The expected output is a copy of every line in the records with the string "workers".
[Data for this task — start]
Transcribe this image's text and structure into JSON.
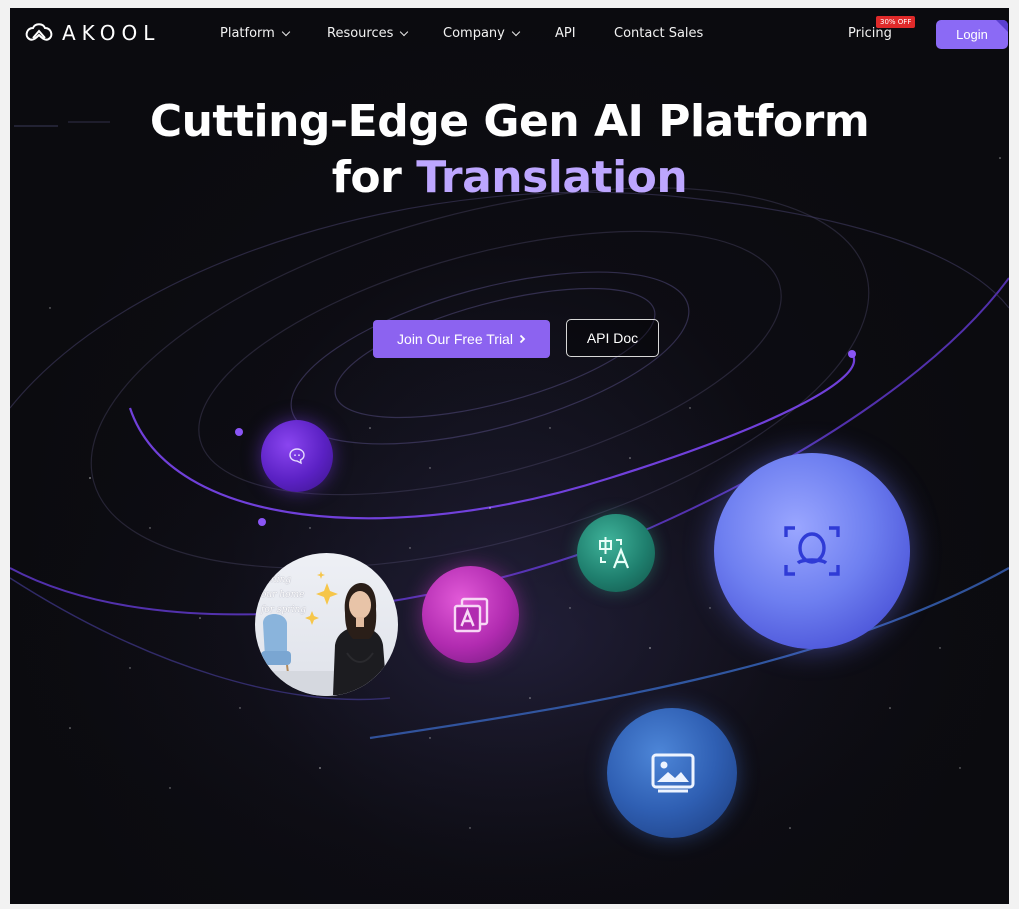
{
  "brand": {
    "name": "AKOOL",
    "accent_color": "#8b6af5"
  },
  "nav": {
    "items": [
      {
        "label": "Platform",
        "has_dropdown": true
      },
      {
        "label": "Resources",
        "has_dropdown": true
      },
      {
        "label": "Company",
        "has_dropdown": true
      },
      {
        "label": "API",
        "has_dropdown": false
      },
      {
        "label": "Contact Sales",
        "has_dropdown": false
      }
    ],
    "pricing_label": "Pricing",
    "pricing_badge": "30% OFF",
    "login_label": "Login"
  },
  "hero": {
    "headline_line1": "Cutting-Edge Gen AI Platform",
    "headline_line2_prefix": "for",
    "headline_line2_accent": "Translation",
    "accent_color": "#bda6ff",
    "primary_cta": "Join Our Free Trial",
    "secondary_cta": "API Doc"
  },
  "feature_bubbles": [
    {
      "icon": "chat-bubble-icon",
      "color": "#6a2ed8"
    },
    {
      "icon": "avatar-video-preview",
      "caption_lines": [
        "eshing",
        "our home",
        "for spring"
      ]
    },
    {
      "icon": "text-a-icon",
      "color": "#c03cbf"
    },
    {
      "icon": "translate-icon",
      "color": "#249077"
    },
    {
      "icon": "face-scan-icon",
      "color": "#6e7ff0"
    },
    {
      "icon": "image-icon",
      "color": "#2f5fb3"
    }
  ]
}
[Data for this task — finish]
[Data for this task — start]
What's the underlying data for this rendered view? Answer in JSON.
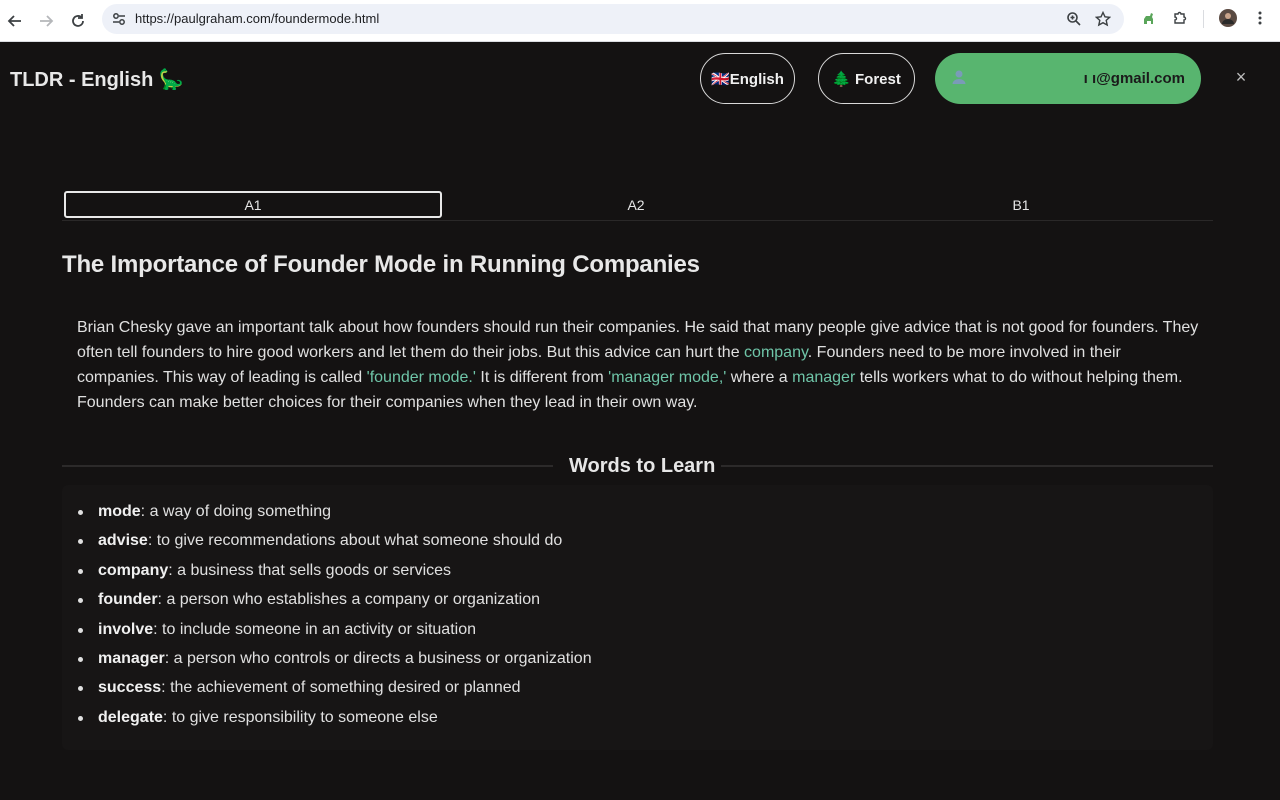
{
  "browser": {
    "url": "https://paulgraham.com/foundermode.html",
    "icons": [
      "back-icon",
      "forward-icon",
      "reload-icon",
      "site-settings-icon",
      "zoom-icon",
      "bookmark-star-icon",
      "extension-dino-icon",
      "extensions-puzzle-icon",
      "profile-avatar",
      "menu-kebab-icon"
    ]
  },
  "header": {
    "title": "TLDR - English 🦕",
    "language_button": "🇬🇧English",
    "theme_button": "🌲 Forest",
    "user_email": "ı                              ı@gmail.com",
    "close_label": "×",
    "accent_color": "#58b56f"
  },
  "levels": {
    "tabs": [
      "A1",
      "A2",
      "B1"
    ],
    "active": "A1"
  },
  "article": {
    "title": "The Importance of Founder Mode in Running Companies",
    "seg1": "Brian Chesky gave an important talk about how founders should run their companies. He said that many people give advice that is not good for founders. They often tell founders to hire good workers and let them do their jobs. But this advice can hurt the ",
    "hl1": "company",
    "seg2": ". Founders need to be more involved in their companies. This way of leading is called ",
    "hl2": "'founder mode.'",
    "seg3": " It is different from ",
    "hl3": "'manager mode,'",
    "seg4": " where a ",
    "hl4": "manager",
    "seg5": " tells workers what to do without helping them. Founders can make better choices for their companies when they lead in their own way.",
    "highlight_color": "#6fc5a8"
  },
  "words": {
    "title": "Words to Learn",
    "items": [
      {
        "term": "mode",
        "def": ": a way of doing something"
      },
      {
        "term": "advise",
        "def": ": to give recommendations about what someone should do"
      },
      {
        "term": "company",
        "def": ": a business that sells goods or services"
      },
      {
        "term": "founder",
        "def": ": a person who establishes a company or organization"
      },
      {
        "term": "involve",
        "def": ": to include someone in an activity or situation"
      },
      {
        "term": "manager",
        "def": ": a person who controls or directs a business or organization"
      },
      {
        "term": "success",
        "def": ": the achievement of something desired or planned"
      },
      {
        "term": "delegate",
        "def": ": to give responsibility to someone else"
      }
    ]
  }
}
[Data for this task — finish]
(Answer space):
    "seg1": "Brian Chesky gave an important talk about how founders should run their companies. He said that many people give advice that is not good for founders. They often tell founders to hire good workers and let them do their jobs. But this advice can hurt the ",
    "seg5": " tells workers what to do without helping them. Founders can make better choices for their companies when they lead in their own way.",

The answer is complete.